Dean Campbell was building this toward the end of the time Dave Sëuferling was putting together my thinline. If I’d had the Sëuf when we got started, I’m sure I’d have had Dean put a mastery and either a B5 or a floating vibrato on this as well.
I’ve never entirely meshed with strat style vibratos, and they can never feel quite like home to me, though I’ve gotten better at getting them to act more like I want them to, but this guitar was meant to do the things strats do in ways that’d be harder for me to resist. It does.

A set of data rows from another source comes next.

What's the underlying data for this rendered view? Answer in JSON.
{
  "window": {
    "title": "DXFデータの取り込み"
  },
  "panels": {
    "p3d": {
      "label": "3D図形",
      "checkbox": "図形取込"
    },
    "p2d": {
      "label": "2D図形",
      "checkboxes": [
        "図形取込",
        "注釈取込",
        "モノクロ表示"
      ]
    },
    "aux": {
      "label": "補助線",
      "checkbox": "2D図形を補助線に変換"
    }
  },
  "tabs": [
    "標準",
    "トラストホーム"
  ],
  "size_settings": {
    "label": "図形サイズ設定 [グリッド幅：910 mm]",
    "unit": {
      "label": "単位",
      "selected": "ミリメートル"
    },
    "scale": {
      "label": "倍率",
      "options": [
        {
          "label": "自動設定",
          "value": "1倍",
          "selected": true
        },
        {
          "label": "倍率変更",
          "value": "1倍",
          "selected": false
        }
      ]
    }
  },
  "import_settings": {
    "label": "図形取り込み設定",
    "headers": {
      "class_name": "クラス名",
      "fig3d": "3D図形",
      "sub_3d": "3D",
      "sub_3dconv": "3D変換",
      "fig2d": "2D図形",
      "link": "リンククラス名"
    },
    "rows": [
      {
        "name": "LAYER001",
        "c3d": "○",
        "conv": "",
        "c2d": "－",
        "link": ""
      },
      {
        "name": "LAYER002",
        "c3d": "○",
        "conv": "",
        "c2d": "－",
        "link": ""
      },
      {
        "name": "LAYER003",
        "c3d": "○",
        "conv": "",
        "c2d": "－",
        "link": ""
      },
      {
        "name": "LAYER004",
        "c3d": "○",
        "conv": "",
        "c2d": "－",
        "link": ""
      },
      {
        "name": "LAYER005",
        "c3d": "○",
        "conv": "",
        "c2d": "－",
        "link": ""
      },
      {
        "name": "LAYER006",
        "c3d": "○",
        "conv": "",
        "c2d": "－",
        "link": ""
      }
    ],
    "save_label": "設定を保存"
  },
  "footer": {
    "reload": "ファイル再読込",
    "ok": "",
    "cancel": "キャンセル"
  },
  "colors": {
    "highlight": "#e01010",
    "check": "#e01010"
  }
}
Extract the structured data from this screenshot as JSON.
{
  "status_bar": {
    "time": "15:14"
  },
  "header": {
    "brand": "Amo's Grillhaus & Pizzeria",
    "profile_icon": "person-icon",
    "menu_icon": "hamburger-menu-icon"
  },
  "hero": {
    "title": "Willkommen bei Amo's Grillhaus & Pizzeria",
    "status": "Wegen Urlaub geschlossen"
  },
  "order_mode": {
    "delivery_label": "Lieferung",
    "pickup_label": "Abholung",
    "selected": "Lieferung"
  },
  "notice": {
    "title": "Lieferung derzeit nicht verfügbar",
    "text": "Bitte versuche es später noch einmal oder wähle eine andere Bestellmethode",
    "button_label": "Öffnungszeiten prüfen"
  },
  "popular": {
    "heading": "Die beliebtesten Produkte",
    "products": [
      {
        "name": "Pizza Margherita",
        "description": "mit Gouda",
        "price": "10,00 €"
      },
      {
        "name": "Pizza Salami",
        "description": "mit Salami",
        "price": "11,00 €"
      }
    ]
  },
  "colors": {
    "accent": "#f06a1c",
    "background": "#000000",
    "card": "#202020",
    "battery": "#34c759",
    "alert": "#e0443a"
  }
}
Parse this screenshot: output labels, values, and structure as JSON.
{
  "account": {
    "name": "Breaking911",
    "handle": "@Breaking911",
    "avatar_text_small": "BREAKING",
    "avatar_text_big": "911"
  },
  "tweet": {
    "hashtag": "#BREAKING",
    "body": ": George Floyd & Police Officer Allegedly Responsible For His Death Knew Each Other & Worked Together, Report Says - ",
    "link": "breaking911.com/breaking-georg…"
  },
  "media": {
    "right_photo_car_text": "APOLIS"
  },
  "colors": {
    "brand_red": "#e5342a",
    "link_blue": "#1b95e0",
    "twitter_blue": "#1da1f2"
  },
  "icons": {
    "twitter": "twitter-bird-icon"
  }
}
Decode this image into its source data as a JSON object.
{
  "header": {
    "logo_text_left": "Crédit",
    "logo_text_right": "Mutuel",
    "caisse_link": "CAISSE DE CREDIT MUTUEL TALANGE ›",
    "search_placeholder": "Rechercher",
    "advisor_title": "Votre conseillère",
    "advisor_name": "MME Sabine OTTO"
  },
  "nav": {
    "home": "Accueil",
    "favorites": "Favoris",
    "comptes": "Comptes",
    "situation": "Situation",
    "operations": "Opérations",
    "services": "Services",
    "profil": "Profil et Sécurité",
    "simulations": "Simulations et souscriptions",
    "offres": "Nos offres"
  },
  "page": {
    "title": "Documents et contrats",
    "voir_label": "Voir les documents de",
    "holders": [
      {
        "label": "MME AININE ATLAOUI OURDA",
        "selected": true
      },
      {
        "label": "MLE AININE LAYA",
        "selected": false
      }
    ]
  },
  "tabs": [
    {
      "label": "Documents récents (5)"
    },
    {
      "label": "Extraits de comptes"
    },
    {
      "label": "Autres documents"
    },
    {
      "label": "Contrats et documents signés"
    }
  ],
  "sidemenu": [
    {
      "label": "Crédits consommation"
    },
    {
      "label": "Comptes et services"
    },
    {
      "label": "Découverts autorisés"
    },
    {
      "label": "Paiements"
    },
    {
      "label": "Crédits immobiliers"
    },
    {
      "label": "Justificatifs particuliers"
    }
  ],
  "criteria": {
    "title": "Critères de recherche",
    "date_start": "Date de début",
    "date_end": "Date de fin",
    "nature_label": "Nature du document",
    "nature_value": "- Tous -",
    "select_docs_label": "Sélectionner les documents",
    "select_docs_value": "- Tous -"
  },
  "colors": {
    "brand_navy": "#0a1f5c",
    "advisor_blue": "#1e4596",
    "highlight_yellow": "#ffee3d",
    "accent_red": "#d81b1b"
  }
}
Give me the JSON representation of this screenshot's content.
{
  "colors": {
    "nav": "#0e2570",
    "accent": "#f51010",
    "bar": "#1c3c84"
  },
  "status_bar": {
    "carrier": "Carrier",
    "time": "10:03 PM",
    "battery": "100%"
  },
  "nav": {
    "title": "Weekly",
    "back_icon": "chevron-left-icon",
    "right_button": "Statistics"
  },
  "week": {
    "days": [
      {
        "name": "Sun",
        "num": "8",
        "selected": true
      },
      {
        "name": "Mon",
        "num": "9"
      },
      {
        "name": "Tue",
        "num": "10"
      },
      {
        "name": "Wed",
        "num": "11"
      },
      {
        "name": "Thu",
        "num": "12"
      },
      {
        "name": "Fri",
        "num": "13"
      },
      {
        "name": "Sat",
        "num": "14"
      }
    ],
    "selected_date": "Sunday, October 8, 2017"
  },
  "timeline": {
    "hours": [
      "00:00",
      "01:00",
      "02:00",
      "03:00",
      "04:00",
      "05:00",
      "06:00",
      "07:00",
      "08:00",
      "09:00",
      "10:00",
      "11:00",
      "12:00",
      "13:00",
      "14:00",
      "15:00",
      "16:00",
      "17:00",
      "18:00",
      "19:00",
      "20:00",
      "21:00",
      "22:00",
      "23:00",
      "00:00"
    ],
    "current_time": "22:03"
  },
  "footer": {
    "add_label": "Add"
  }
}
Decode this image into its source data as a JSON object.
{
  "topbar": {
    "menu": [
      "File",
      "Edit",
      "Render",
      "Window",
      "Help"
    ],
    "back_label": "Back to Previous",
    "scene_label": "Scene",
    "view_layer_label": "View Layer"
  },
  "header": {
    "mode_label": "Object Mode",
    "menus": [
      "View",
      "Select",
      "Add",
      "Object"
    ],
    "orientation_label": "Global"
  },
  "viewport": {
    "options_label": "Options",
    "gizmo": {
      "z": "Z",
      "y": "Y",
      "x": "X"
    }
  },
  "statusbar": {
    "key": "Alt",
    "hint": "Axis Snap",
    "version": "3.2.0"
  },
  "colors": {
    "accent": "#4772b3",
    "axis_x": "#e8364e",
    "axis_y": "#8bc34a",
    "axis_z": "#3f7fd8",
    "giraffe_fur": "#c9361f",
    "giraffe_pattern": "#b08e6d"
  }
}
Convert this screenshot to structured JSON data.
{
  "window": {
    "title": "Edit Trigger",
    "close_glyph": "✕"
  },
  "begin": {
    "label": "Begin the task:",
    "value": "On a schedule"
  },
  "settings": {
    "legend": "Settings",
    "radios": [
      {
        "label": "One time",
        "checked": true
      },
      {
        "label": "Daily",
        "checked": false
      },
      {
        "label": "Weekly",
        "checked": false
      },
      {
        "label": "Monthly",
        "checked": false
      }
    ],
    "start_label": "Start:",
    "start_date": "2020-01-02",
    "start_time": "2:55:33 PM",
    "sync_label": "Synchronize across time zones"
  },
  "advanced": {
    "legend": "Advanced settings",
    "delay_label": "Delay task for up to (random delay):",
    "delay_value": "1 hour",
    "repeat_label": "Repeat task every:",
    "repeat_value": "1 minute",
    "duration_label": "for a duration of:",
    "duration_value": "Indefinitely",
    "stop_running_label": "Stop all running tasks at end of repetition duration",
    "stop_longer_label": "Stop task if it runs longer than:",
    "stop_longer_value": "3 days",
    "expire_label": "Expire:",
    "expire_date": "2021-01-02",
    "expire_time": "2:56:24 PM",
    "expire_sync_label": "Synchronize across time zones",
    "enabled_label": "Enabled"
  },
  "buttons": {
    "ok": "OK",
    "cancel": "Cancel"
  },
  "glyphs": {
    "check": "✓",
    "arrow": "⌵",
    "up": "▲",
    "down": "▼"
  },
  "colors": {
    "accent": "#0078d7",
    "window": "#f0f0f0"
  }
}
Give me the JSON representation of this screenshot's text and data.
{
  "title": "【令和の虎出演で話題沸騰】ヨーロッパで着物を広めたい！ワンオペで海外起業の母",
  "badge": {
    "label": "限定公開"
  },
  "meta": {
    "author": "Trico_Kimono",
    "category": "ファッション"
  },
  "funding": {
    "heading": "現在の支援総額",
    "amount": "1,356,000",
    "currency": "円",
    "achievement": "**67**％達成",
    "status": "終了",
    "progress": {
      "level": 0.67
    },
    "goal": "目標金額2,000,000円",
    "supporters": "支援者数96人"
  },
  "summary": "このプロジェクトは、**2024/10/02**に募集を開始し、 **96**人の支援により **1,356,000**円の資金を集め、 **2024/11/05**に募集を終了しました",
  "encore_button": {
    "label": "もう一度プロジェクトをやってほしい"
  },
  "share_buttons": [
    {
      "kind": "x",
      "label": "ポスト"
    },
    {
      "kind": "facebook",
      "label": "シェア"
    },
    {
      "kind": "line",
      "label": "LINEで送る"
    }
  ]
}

We used the American Linden Dean favored for is breath, resonance, and sustain with an oiled maple neck and ebony board. It has locking Sperzels where these days I’d have spaced Klusons, but they work great. The neck is fast, comfortable, and shockingly like a 70s Les Paul despite the 25.5″ scale.
The mint pickups sound every bit as good as they look. Better! The finish, which Dean called ghost green, was based on the smoke green tops of Gretsch Anniversaries. That’s a tough color to get just right. Dave, who is a coatings engineer, had the recipe, which Dean was kind enough to pull out for me when I needed it again years later, paying the finish favor forward. It was photogenic enough that it landed in a book a few years later.
As is virtually always the case, this great guitar got better again when I strung it with Gabriel Tonorio’s hand-wound strings. Run and get ’em.